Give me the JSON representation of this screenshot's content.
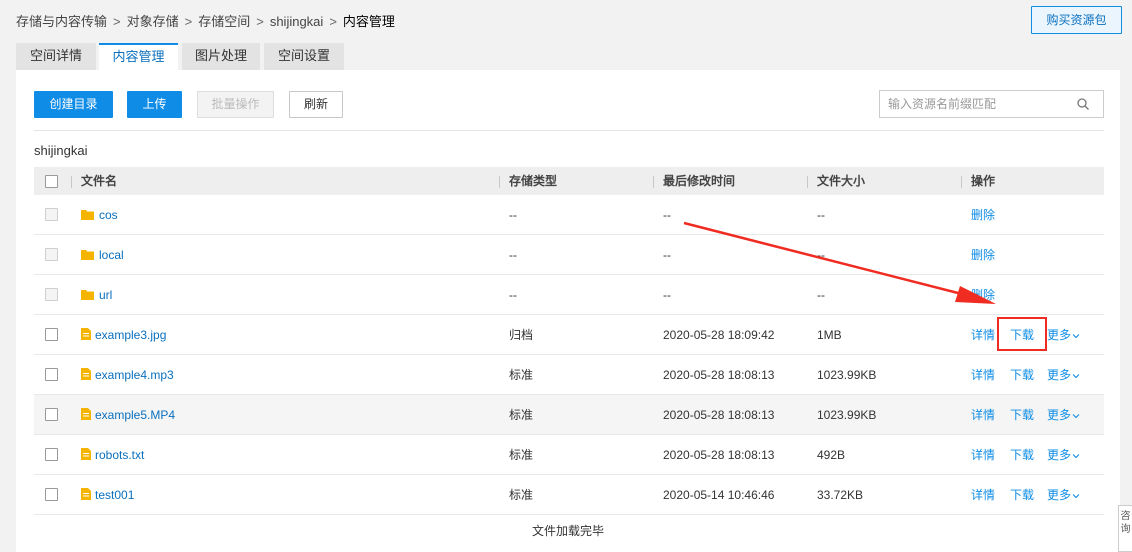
{
  "breadcrumb": [
    "存储与内容传输",
    "对象存储",
    "存储空间",
    "shijingkai",
    "内容管理"
  ],
  "breadcrumb_separator": ">",
  "buy_button": "购买资源包",
  "tabs": [
    {
      "label": "空间详情",
      "active": false
    },
    {
      "label": "内容管理",
      "active": true
    },
    {
      "label": "图片处理",
      "active": false
    },
    {
      "label": "空间设置",
      "active": false
    }
  ],
  "toolbar": {
    "create_dir": "创建目录",
    "upload": "上传",
    "batch": "批量操作",
    "refresh": "刷新"
  },
  "search": {
    "placeholder": "输入资源名前缀匹配",
    "value": ""
  },
  "current_path": "shijingkai",
  "columns": [
    "文件名",
    "存储类型",
    "最后修改时间",
    "文件大小",
    "操作"
  ],
  "rows": [
    {
      "type": "folder",
      "name": "cos",
      "storage": "--",
      "modified": "--",
      "size": "--",
      "actions": [
        "删除"
      ]
    },
    {
      "type": "folder",
      "name": "local",
      "storage": "--",
      "modified": "--",
      "size": "--",
      "actions": [
        "删除"
      ]
    },
    {
      "type": "folder",
      "name": "url",
      "storage": "--",
      "modified": "--",
      "size": "--",
      "actions": [
        "删除"
      ]
    },
    {
      "type": "file",
      "name": "example3.jpg",
      "storage": "归档",
      "modified": "2020-05-28 18:09:42",
      "size": "1MB",
      "actions": [
        "详情",
        "下载",
        "更多"
      ]
    },
    {
      "type": "file",
      "name": "example4.mp3",
      "storage": "标准",
      "modified": "2020-05-28 18:08:13",
      "size": "1023.99KB",
      "actions": [
        "详情",
        "下载",
        "更多"
      ]
    },
    {
      "type": "file",
      "name": "example5.MP4",
      "storage": "标准",
      "modified": "2020-05-28 18:08:13",
      "size": "1023.99KB",
      "actions": [
        "详情",
        "下载",
        "更多"
      ],
      "highlight": true
    },
    {
      "type": "file",
      "name": "robots.txt",
      "storage": "标准",
      "modified": "2020-05-28 18:08:13",
      "size": "492B",
      "actions": [
        "详情",
        "下载",
        "更多"
      ]
    },
    {
      "type": "file",
      "name": "test001",
      "storage": "标准",
      "modified": "2020-05-14 10:46:46",
      "size": "33.72KB",
      "actions": [
        "详情",
        "下载",
        "更多"
      ]
    }
  ],
  "footer_note": "文件加载完毕",
  "side_widget": "咨询",
  "colors": {
    "accent": "#0f8de6",
    "annotation": "#f02b21",
    "folder": "#f5b400"
  }
}
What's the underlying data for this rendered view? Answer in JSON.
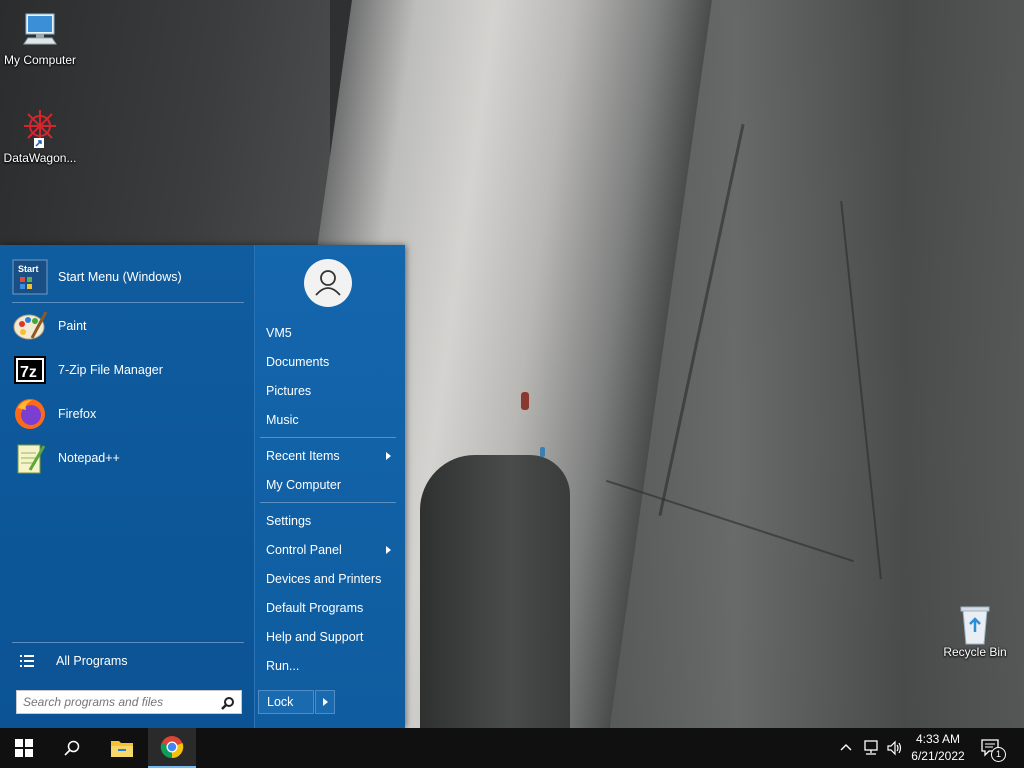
{
  "desktop": {
    "icons": [
      {
        "label": "My Computer",
        "icon": "computer-icon"
      },
      {
        "label": "DataWagon...",
        "icon": "datawagon-icon"
      },
      {
        "label": "Recycle Bin",
        "icon": "recycle-bin-icon"
      }
    ]
  },
  "start_menu": {
    "pinned": [
      {
        "label": "Start Menu (Windows)",
        "icon": "start-menu-icon"
      }
    ],
    "recent": [
      {
        "label": "Paint",
        "icon": "paint-icon"
      },
      {
        "label": "7-Zip File Manager",
        "icon": "7zip-icon"
      },
      {
        "label": "Firefox",
        "icon": "firefox-icon"
      },
      {
        "label": "Notepad++",
        "icon": "notepadpp-icon"
      }
    ],
    "start_icon_text": "Start",
    "sevenzip_icon_text": "7z",
    "all_programs": "All Programs",
    "search_placeholder": "Search programs and files",
    "user": "VM5",
    "right_links": {
      "documents": "Documents",
      "pictures": "Pictures",
      "music": "Music",
      "recent_items": "Recent Items",
      "my_computer": "My Computer",
      "settings": "Settings",
      "control_panel": "Control Panel",
      "devices_printers": "Devices and Printers",
      "default_programs": "Default Programs",
      "help_support": "Help and Support",
      "run": "Run..."
    },
    "lock": "Lock"
  },
  "taskbar": {
    "time": "4:33 AM",
    "date": "6/21/2022",
    "notification_count": "1",
    "accent": "#76b9ed"
  },
  "colors": {
    "menu_left": "#0b5394",
    "menu_right": "#1466ad",
    "taskbar": "#101010"
  }
}
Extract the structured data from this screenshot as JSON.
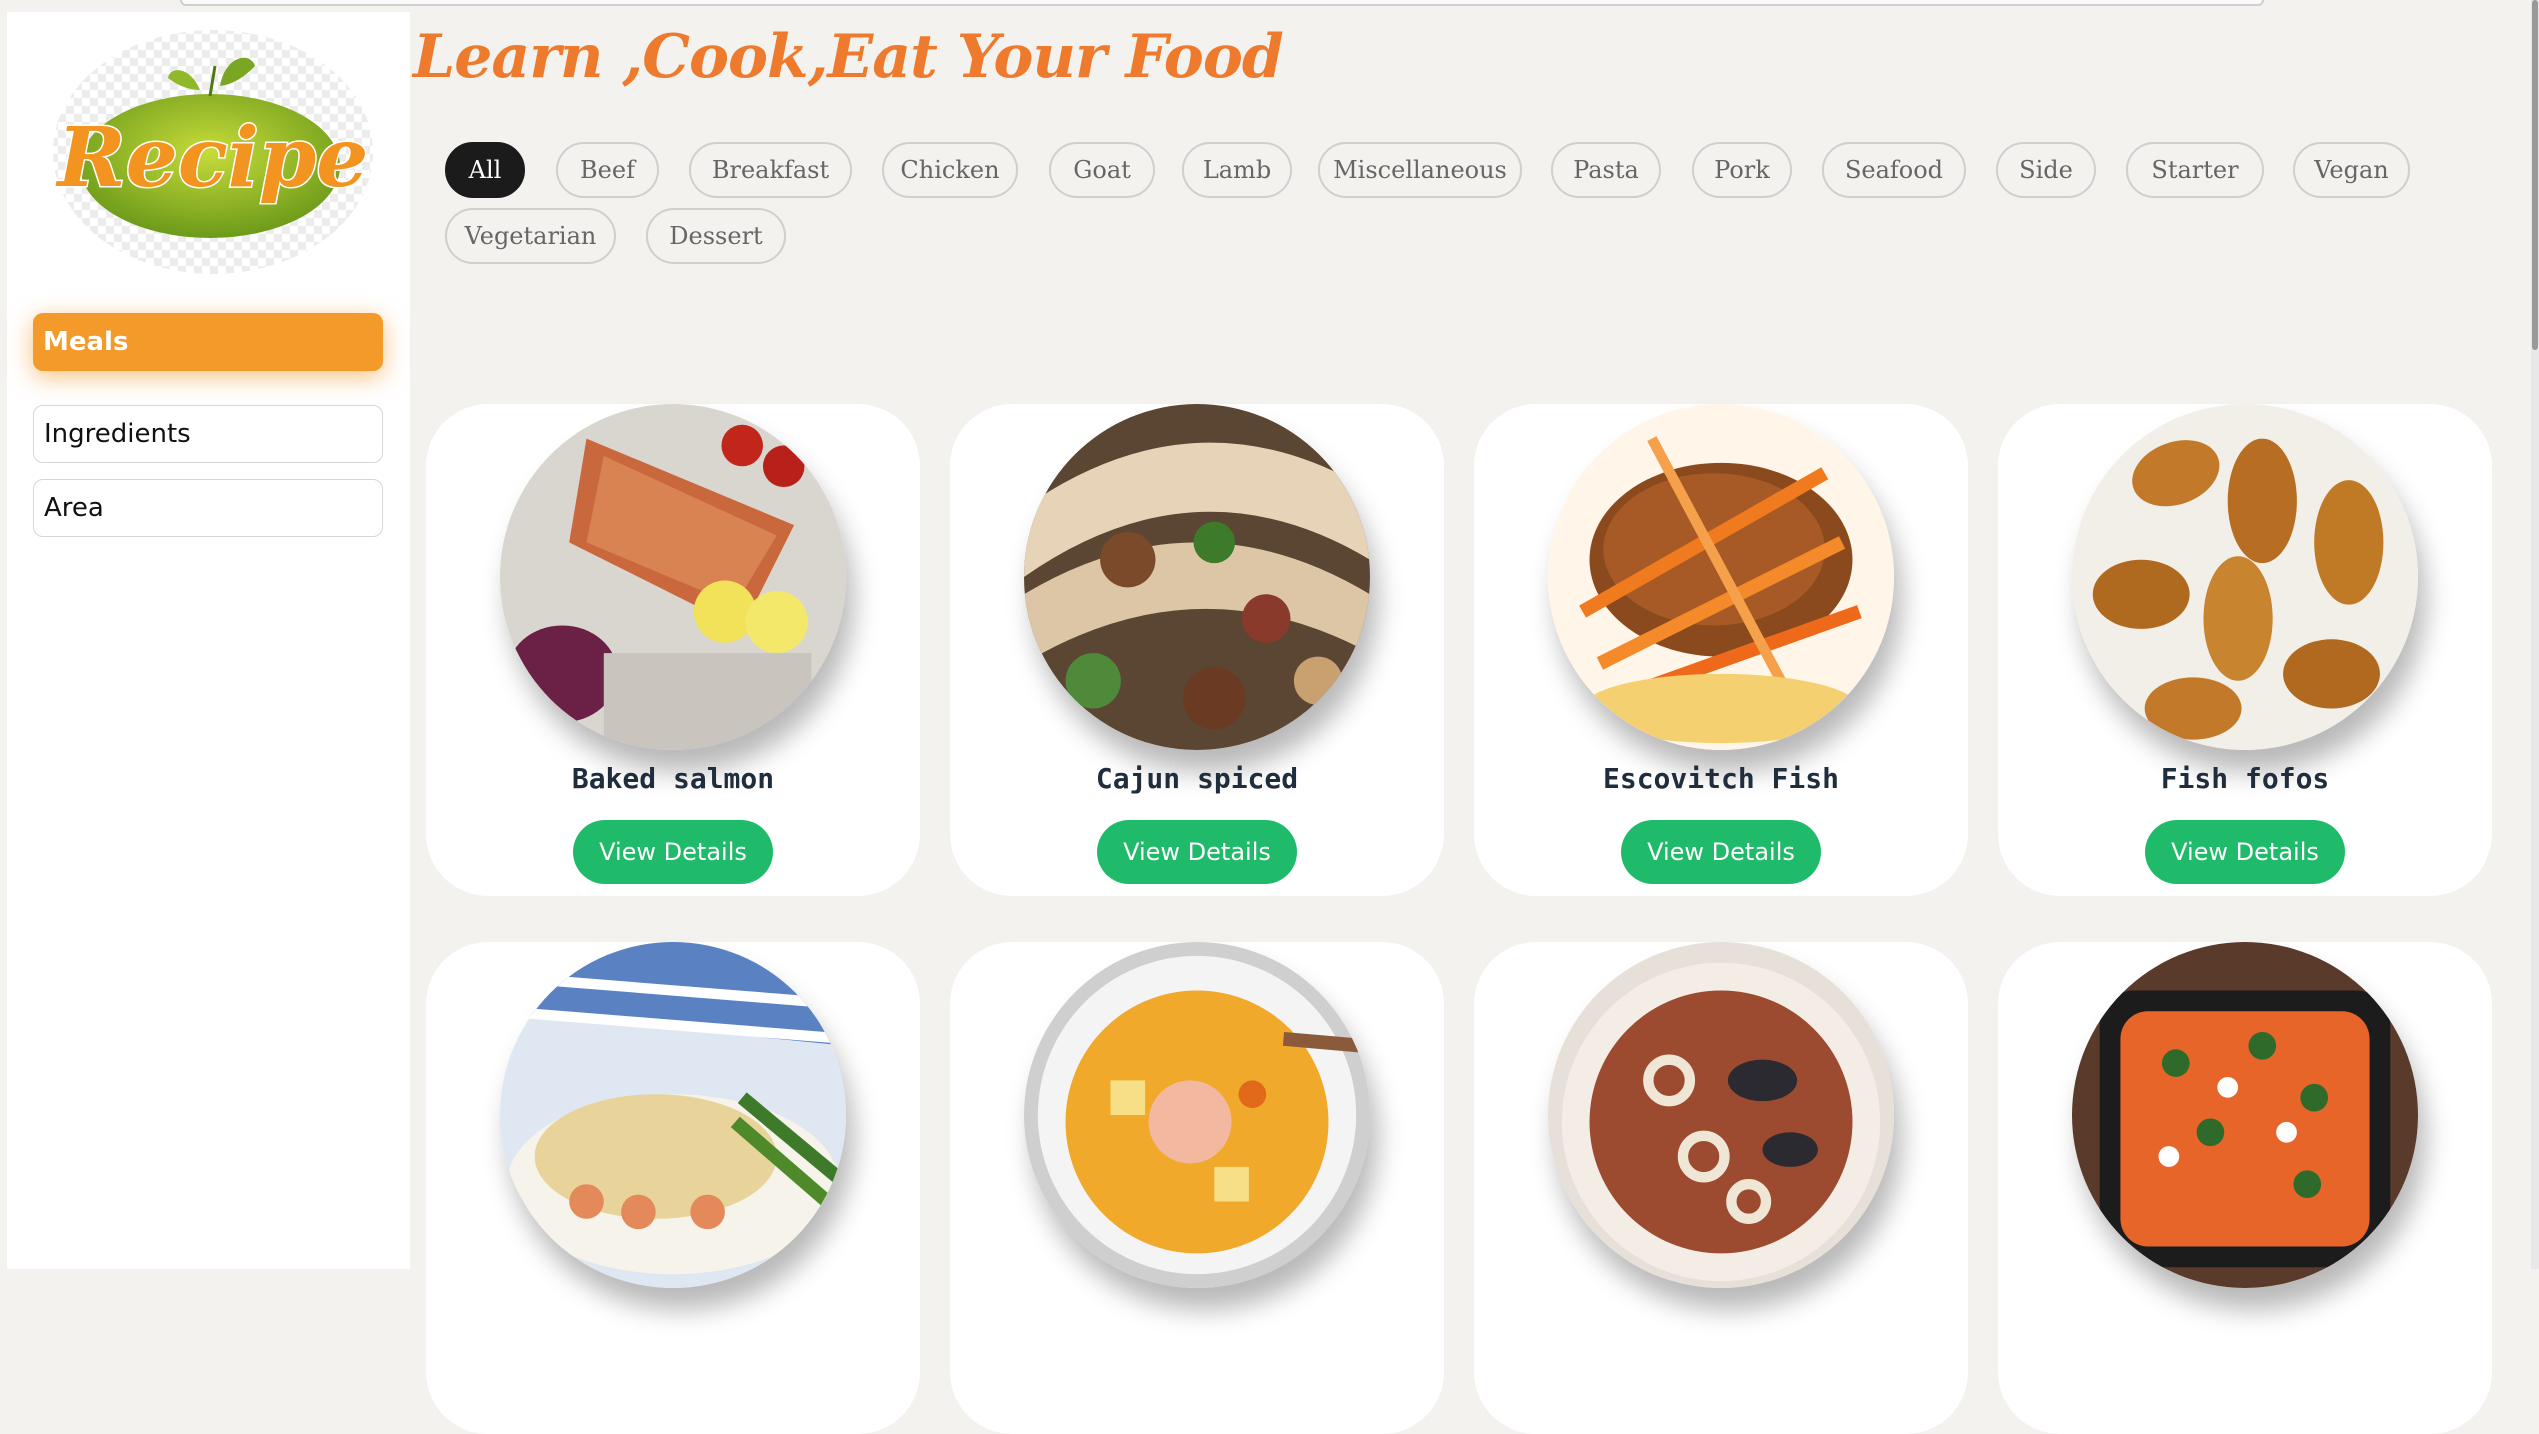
{
  "brand": {
    "logo_text": "Recipe"
  },
  "sidebar": {
    "items": [
      {
        "label": "Meals",
        "active": true
      },
      {
        "label": "Ingredients",
        "active": false
      },
      {
        "label": "Area",
        "active": false
      }
    ]
  },
  "main": {
    "title": "Learn ,Cook,Eat Your Food",
    "filters": [
      "All",
      "Beef",
      "Breakfast",
      "Chicken",
      "Goat",
      "Lamb",
      "Miscellaneous",
      "Pasta",
      "Pork",
      "Seafood",
      "Side",
      "Starter",
      "Vegan",
      "Vegetarian",
      "Dessert"
    ],
    "active_filter": "All",
    "view_details_label": "View Details",
    "meals": [
      {
        "name": "Baked salmon",
        "photo": "salmon-photo"
      },
      {
        "name": "Cajun spiced",
        "photo": "tacos-photo"
      },
      {
        "name": "Escovitch Fish",
        "photo": "escovitch-photo"
      },
      {
        "name": "Fish fofos",
        "photo": "fofos-photo"
      },
      {
        "name": "",
        "photo": "fish-pie-photo"
      },
      {
        "name": "",
        "photo": "chowder-photo"
      },
      {
        "name": "",
        "photo": "seafood-stew-photo"
      },
      {
        "name": "",
        "photo": "shakshuka-photo"
      }
    ]
  },
  "colors": {
    "accent": "#f39a2b",
    "title": "#ee7b2d",
    "button": "#1fbb6b",
    "chip_active": "#1b1b1b",
    "background": "#f3f2ef"
  }
}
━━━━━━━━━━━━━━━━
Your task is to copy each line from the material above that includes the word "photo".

        "photo": "salmon-photo"
        "photo": "tacos-photo"
        "photo": "escovitch-photo"
        "photo": "fofos-photo"
        "photo": "fish-pie-photo"
        "photo": "chowder-photo"
        "photo": "seafood-stew-photo"
        "photo": "shakshuka-photo"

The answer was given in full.